TASK PROMPT: Strip the pictures and reproduce the rest of the listing exactly.

********

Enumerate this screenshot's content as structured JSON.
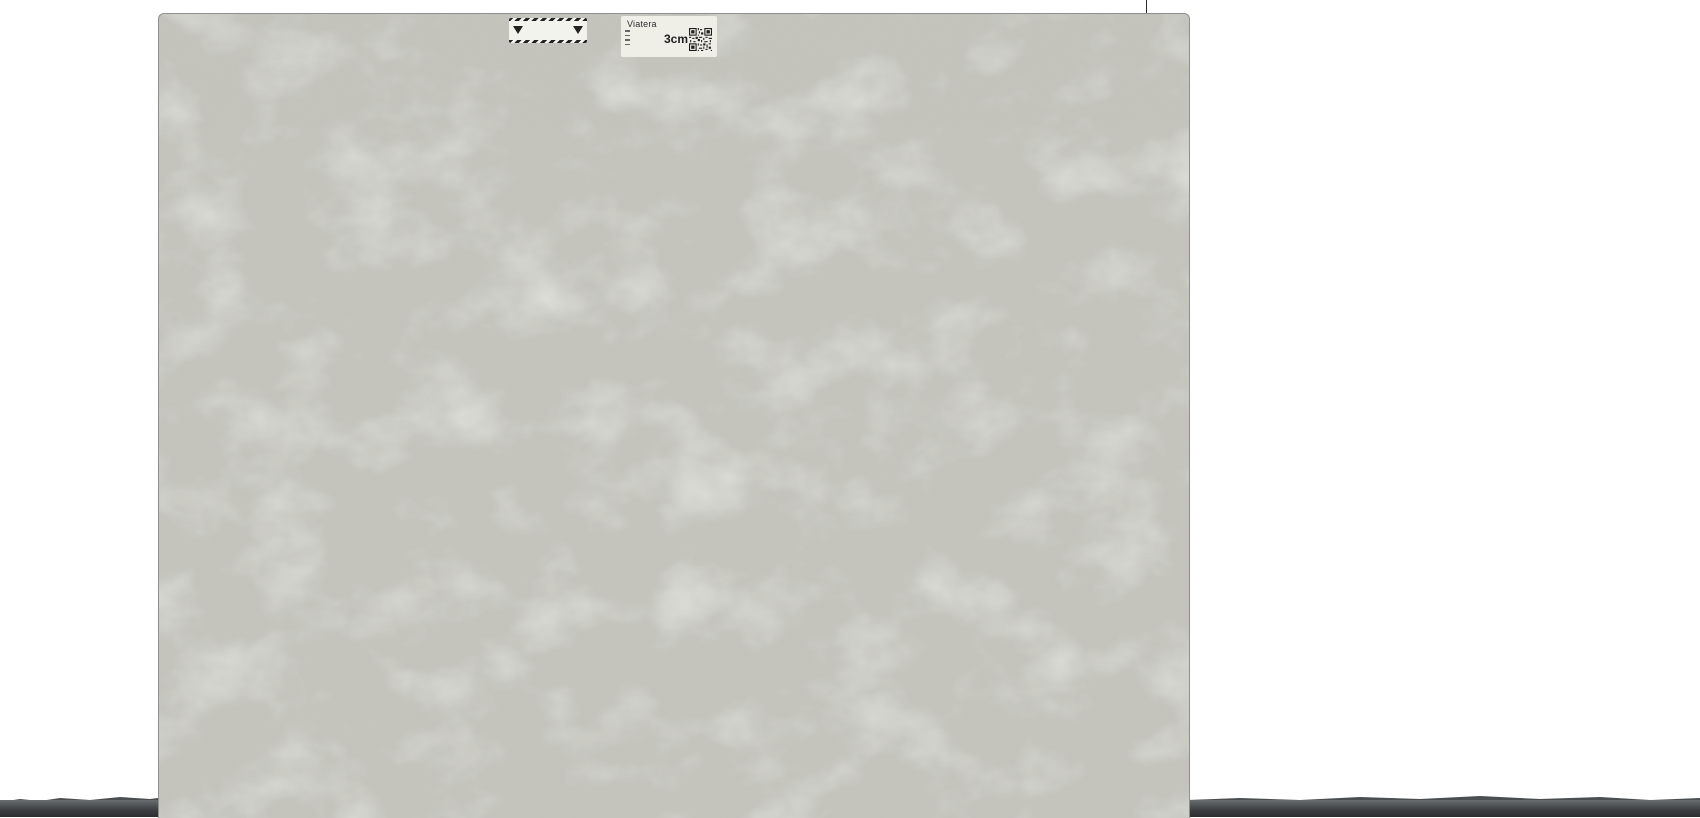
{
  "scene": {
    "subject": "stone-slab",
    "background_color": "#ffffff",
    "slab_color": "#c3c3bc"
  },
  "caution_sticker": {
    "text_left": "",
    "text_right": ""
  },
  "product_label": {
    "brand": "Viatera",
    "thickness": "3cm",
    "code": ""
  },
  "icons": [
    "qr-code-icon",
    "warning-triangle-icon"
  ]
}
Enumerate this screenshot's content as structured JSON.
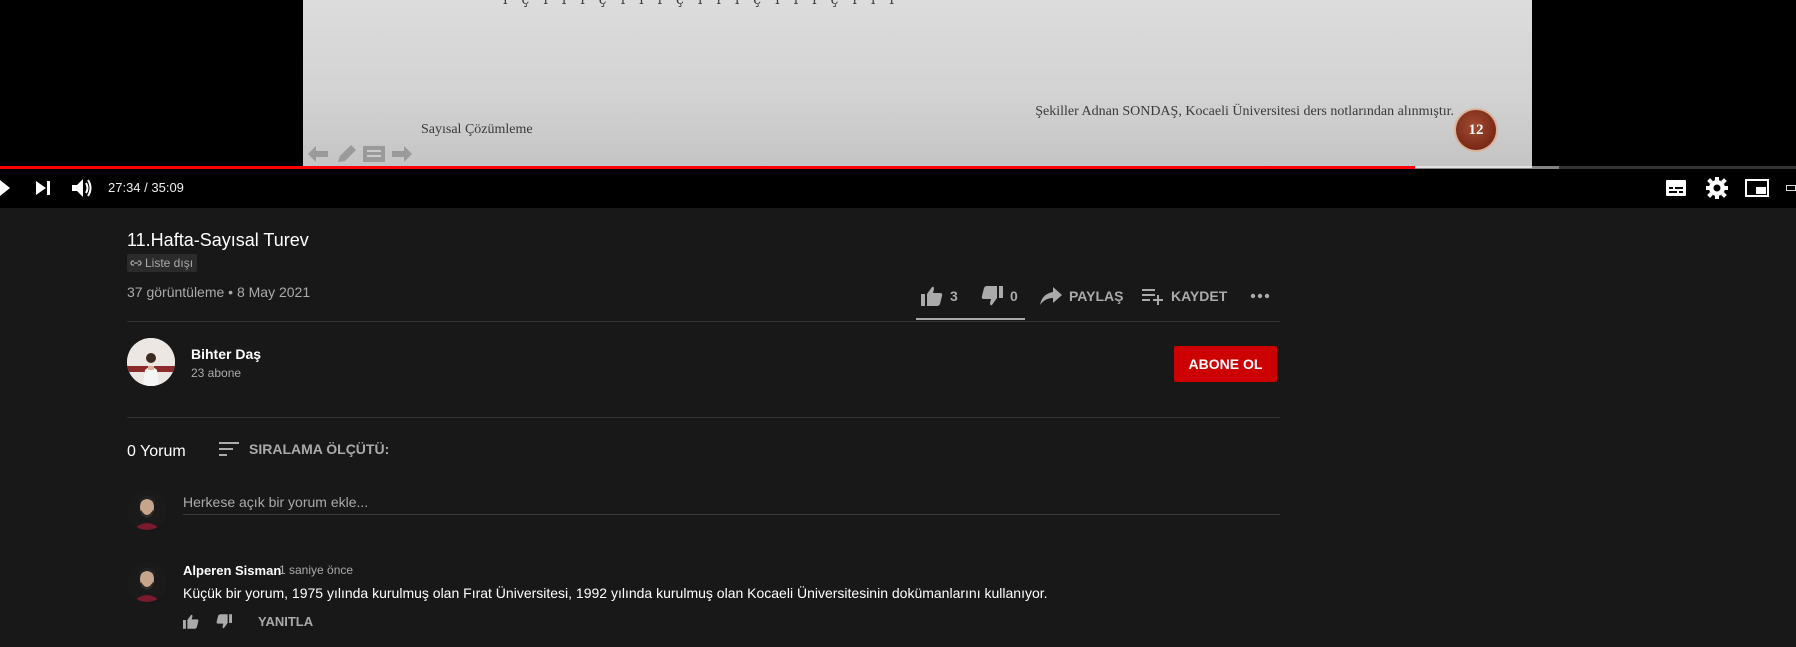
{
  "video": {
    "slide_glyphs": "ıçıııçıııçıııçıııçııı",
    "slide_credit": "Şekiller Adnan SONDAŞ, Kocaeli Üniversitesi ders notlarından alınmıştır.",
    "slide_title": "Sayısal Çözümleme",
    "slide_number": "12",
    "progress_fraction": 0.788,
    "buffer_fraction": 0.868,
    "time_display": "27:34 / 35:09"
  },
  "info": {
    "title": "11.Hafta-Sayısal Turev",
    "unlisted_label": "Liste dışı",
    "meta": "37 görüntüleme • 8 May 2021",
    "like_count": "3",
    "dislike_count": "0",
    "share_label": "PAYLAŞ",
    "save_label": "KAYDET"
  },
  "channel": {
    "name": "Bihter Daş",
    "subscribers": "23 abone",
    "subscribe_label": "ABONE OL"
  },
  "comments": {
    "count_label": "0 Yorum",
    "sort_label": "SIRALAMA ÖLÇÜTÜ:",
    "input_placeholder": "Herkese açık bir yorum ekle...",
    "items": [
      {
        "author": "Alperen Sisman",
        "time": "1 saniye önce",
        "text": "Küçük bir yorum, 1975 yılında kurulmuş olan Fırat Üniversitesi, 1992 yılında kurulmuş olan Kocaeli Üniversitesinin dokümanlarını kullanıyor.",
        "reply_label": "YANITLA"
      }
    ]
  },
  "colors": {
    "accent_red": "#ff0000",
    "subscribe_red": "#cc0000",
    "background": "#181818",
    "secondary_text": "#aaaaaa"
  },
  "icons": [
    "play-icon",
    "next-icon",
    "volume-icon",
    "subtitles-icon",
    "settings-icon",
    "miniplayer-icon",
    "theater-icon",
    "link-icon",
    "like-icon",
    "dislike-icon",
    "share-icon",
    "save-playlist-icon",
    "more-icon",
    "sort-icon"
  ]
}
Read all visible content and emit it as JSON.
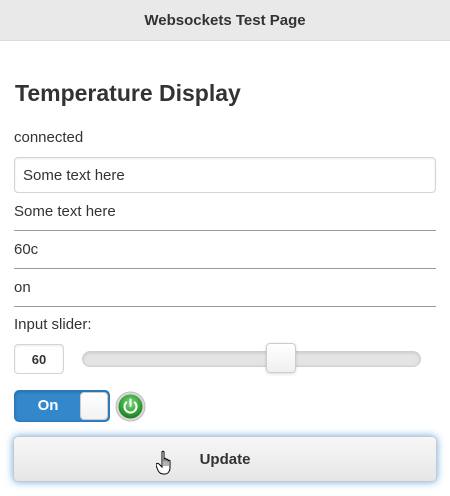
{
  "header": {
    "title": "Websockets Test Page"
  },
  "main": {
    "title": "Temperature Display",
    "status": "connected",
    "text_input": {
      "value": "Some text here"
    },
    "values": [
      "Some text here",
      "60c",
      "on"
    ],
    "slider": {
      "label": "Input slider:",
      "value": "60",
      "min": 0,
      "max": 100,
      "fraction": 0.6
    },
    "switch": {
      "label": "On",
      "state": "on",
      "accent_color": "#3388cc"
    },
    "power_indicator": {
      "icon": "power-icon",
      "color": "#3aa63a"
    },
    "update_button": {
      "label": "Update"
    }
  },
  "cursor": {
    "icon": "hand-pointer-icon"
  }
}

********

COMPLETED EXERCISE:
Enumerate this screenshot's content as structured JSON.
{
  "scene": {
    "subject": "stone-slab",
    "background_color": "#ffffff",
    "slab_color": "#c3c3bc"
  },
  "caution_sticker": {
    "text_left": "",
    "text_right": ""
  },
  "product_label": {
    "brand": "Viatera",
    "thickness": "3cm",
    "code": ""
  },
  "icons": [
    "qr-code-icon",
    "warning-triangle-icon"
  ]
}
Enumerate this screenshot's content as structured JSON.
{
  "video": {
    "slide_glyphs": "ıçıııçıııçıııçıııçııı",
    "slide_credit": "Şekiller Adnan SONDAŞ, Kocaeli Üniversitesi ders notlarından alınmıştır.",
    "slide_title": "Sayısal Çözümleme",
    "slide_number": "12",
    "progress_fraction": 0.788,
    "buffer_fraction": 0.868,
    "time_display": "27:34 / 35:09"
  },
  "info": {
    "title": "11.Hafta-Sayısal Turev",
    "unlisted_label": "Liste dışı",
    "meta": "37 görüntüleme • 8 May 2021",
    "like_count": "3",
    "dislike_count": "0",
    "share_label": "PAYLAŞ",
    "save_label": "KAYDET"
  },
  "channel": {
    "name": "Bihter Daş",
    "subscribers": "23 abone",
    "subscribe_label": "ABONE OL"
  },
  "comments": {
    "count_label": "0 Yorum",
    "sort_label": "SIRALAMA ÖLÇÜTÜ:",
    "input_placeholder": "Herkese açık bir yorum ekle...",
    "items": [
      {
        "author": "Alperen Sisman",
        "time": "1 saniye önce",
        "text": "Küçük bir yorum, 1975 yılında kurulmuş olan Fırat Üniversitesi, 1992 yılında kurulmuş olan Kocaeli Üniversitesinin dokümanlarını kullanıyor.",
        "reply_label": "YANITLA"
      }
    ]
  },
  "colors": {
    "accent_red": "#ff0000",
    "subscribe_red": "#cc0000",
    "background": "#181818",
    "secondary_text": "#aaaaaa"
  },
  "icons": [
    "play-icon",
    "next-icon",
    "volume-icon",
    "subtitles-icon",
    "settings-icon",
    "miniplayer-icon",
    "theater-icon",
    "link-icon",
    "like-icon",
    "dislike-icon",
    "share-icon",
    "save-playlist-icon",
    "more-icon",
    "sort-icon"
  ]
}
Read all visible content and emit it as JSON.
{
  "header": {
    "title": "Websockets Test Page"
  },
  "main": {
    "title": "Temperature Display",
    "status": "connected",
    "text_input": {
      "value": "Some text here"
    },
    "values": [
      "Some text here",
      "60c",
      "on"
    ],
    "slider": {
      "label": "Input slider:",
      "value": "60",
      "min": 0,
      "max": 100,
      "fraction": 0.6
    },
    "switch": {
      "label": "On",
      "state": "on",
      "accent_color": "#3388cc"
    },
    "power_indicator": {
      "icon": "power-icon",
      "color": "#3aa63a"
    },
    "update_button": {
      "label": "Update"
    }
  },
  "cursor": {
    "icon": "hand-pointer-icon"
  }
}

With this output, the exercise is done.